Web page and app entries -
=== Begin Enclosure ===

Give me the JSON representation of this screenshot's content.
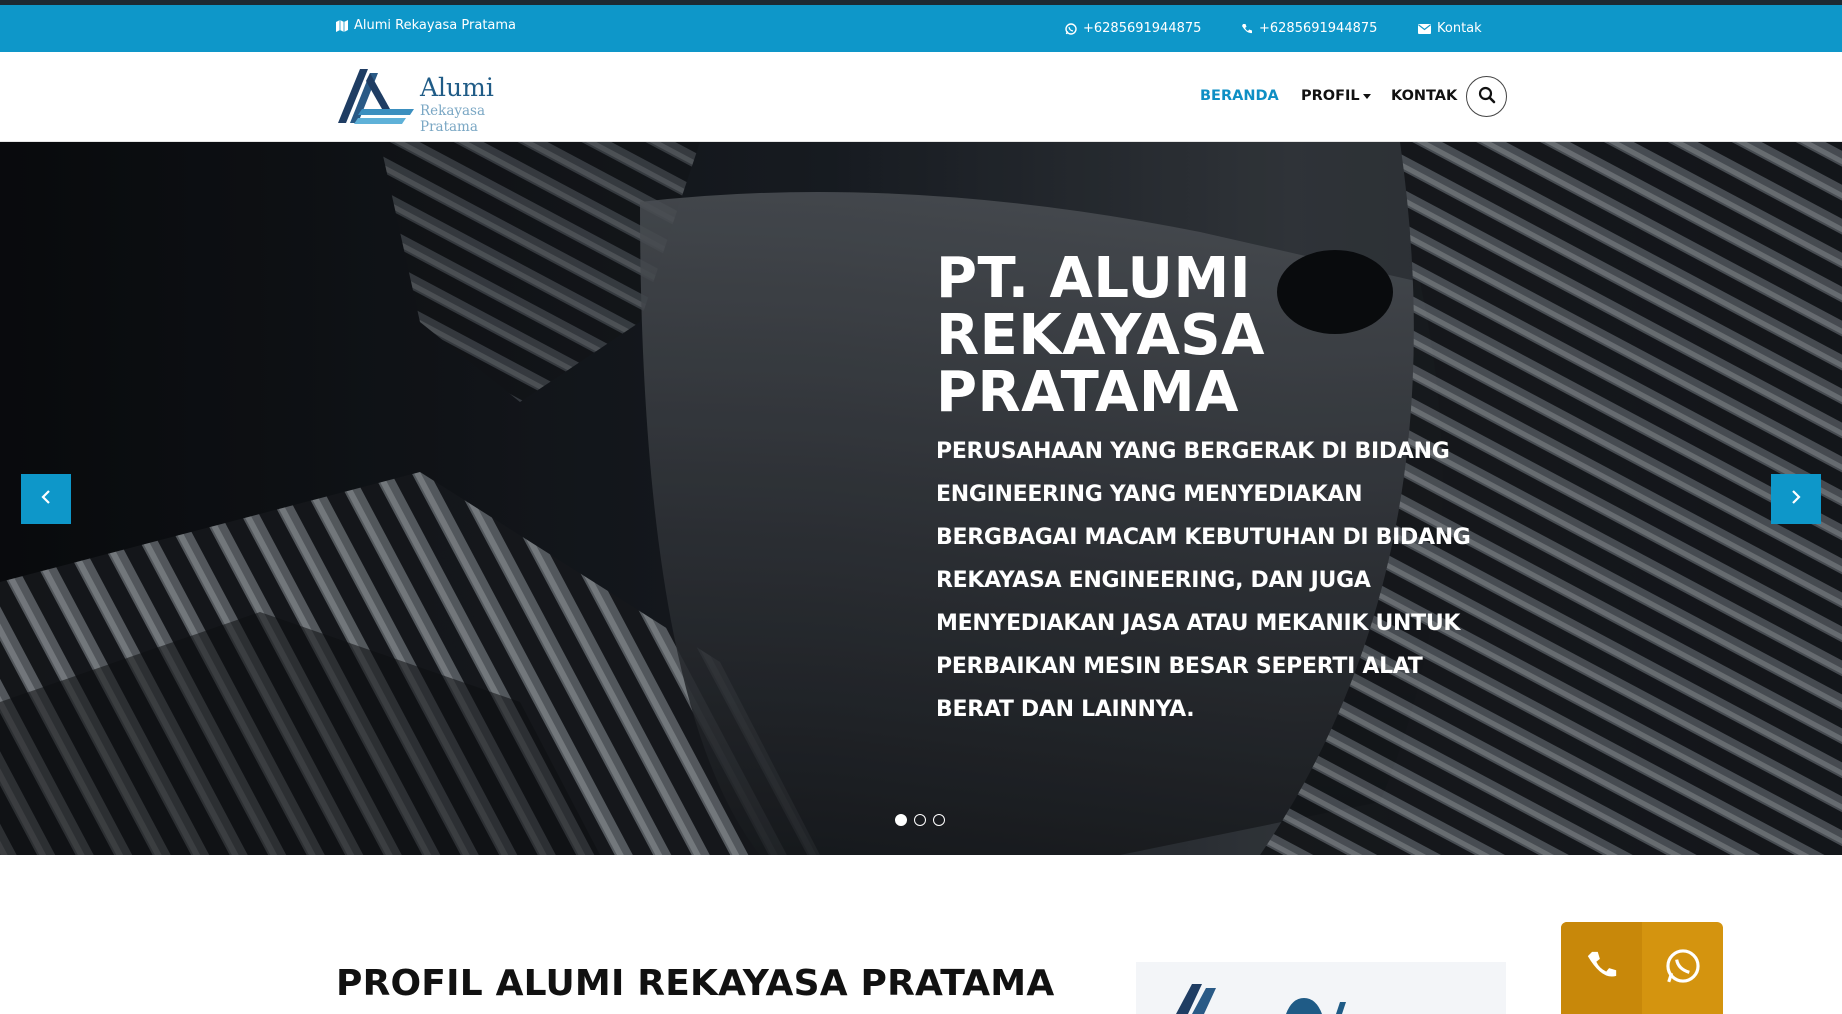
{
  "topbar": {
    "brand_label": "Alumi Rekayasa Pratama",
    "whatsapp": "+6285691944875",
    "phone": "+6285691944875",
    "contact_label": "Kontak"
  },
  "header": {
    "logo_name": "Alumi",
    "logo_sub": "Rekayasa Pratama",
    "nav": {
      "home": "BERANDA",
      "profile": "PROFIL",
      "contact": "KONTAK"
    }
  },
  "hero": {
    "title": "PT. ALUMI REKAYASA PRATAMA",
    "subtitle": "PERUSAHAAN YANG BERGERAK DI BIDANG ENGINEERING YANG MENYEDIAKAN BERGBAGAI MACAM KEBUTUHAN DI BIDANG REKAYASA ENGINEERING, DAN JUGA MENYEDIAKAN JASA ATAU MEKANIK UNTUK PERBAIKAN MESIN BESAR SEPERTI ALAT BERAT DAN LAINNYA.",
    "slides_total": 3,
    "active_slide": 1
  },
  "profile": {
    "heading": "PROFIL ALUMI REKAYASA PRATAMA"
  },
  "colors": {
    "accent": "#0e97c9",
    "active_nav": "#0e8fc4",
    "float_button": "#d4940f"
  },
  "icons": {
    "brand": "map-icon",
    "whatsapp": "whatsapp-icon",
    "phone": "phone-icon",
    "contact": "envelope-icon",
    "search": "search-icon",
    "prev": "chevron-left-icon",
    "next": "chevron-right-icon"
  }
}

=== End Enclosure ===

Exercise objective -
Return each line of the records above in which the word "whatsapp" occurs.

Written answer -
    "whatsapp": "+6285691944875",
    "whatsapp": "whatsapp-icon",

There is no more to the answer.